29 Oct 2019
This update addresses the issue with MacOS 10.15 Catalina when you get errors like “The plugin is damaged and can’t be opened” or “The plugin can’t be opened because Apple cannot check it for malicious software”.
After upgrading your Mac OS to the latest Catalina you might start getting errors like “The plugin is damaged and can’t be opened”:
or “The plugin can’t be opened because Apple cannot check it for malicious software”:
This update fixes the problem, but some extra steps are required to make everything work as expected. All the details are below.
When you download something from the Internet, MacOS tries its best to warn you that the downloaded files may break something. They introduced their Gatekeeper software a couple of years ago and since then they keep adding more and more restrictions for the reasons of safety.
One of such restrictions is a special attribute assigned to every file you download. When you try running such a file, you get a warning that the file is downloaded from the Internet and it might not be so safe to run it. MacOS then asks you if you still want to run the file and never show that warning again if you agree.
This happens for applications, but not for the plugins like Conical Label. The plugins are launched by the host software (Adobe Illustrator in our case) and it doesn’t ask the user if they want to start the plugin. Instead, it shows an error and doesn’t load it at all.
So what we need in order to keep using the plugin, is to remove that special attribute from the downloaded plugin, so Illustrator can run it as usual.
First of all, download the latest version of the plugin and replace the old version with it. The steps below also work for the old version of the plugin (tested on version 1.2), but we recommend installing the latest version anyway, as it better follows the new Apple requirements.
Here are the steps you need to do:
The main job is done by the 4–th line, where we remove that special attribute from the plugin.
There is another method to do the same without typing all those strange letters in terminal. Just run Illustrator again and wait for the error like this:
Click Show in Finder button to locate the plugin in the Adobe Illustrator folder. Let the Illustrator start without the plugin, make sure it has displayed all the errors before you continue. Then quit it, keeping the Finder window with the plugin around.
Now right–click the plugin in Finder and select Open With… → Other in the popup menu:
In the file selection window that pops up, switch to All Applications at the bottom, then select the Adobe Illustrator you use and click Open:
This is actually a hack, but we need to open the plugin somewhere, so MacOS could warn us that it’s been downloaded. Here it does so:
Click Open then close the next popup window you’ll probably get:
Then you can quit Illustrator and run it again, this time it should start fine and you should get the plugin working.

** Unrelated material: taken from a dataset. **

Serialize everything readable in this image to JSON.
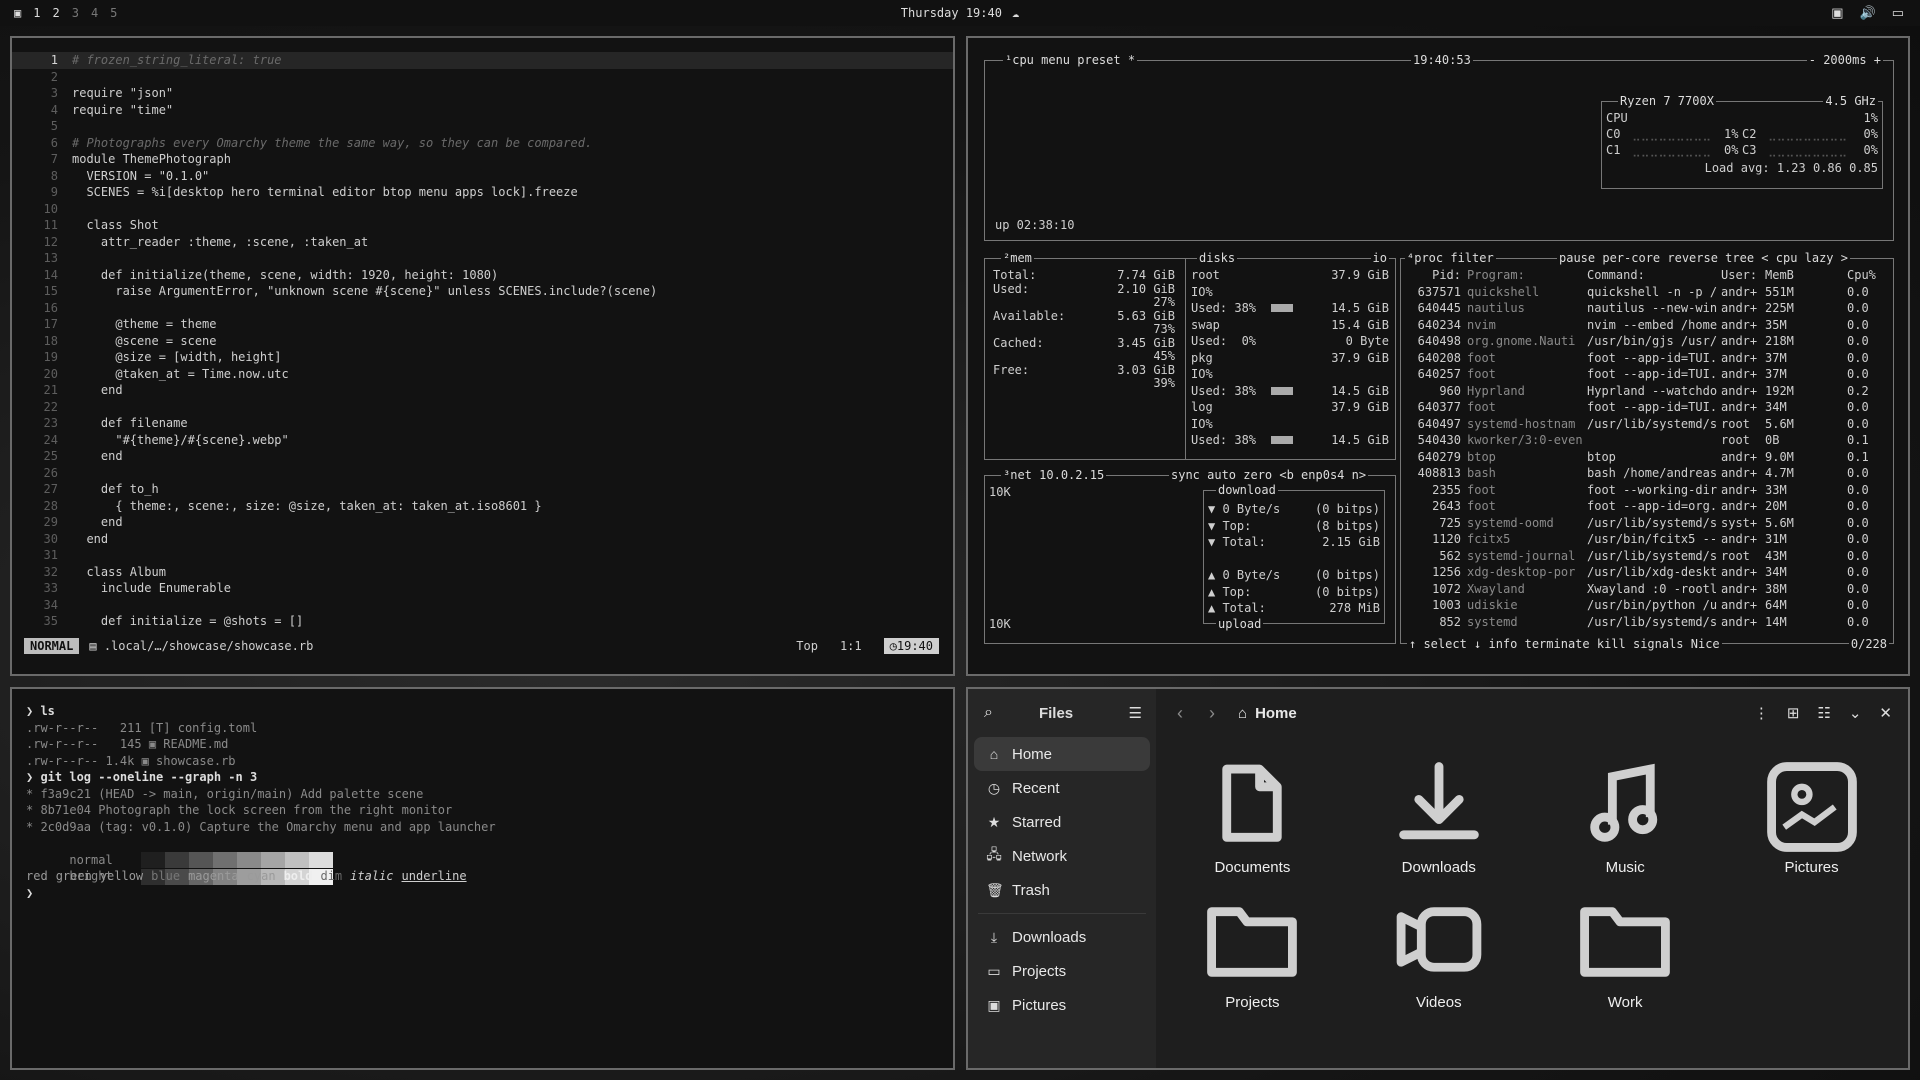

We can’t tell for sure yet. From our point of view, Illustrator should act the same way as Finder and ask if we want to open a plugin. We hope Adobe will do so. Otherwise, we’ll have to make a custom installer that does the job.
Before any of the above happens, the attribute needs to be removed manually for any new version of the plugin you install.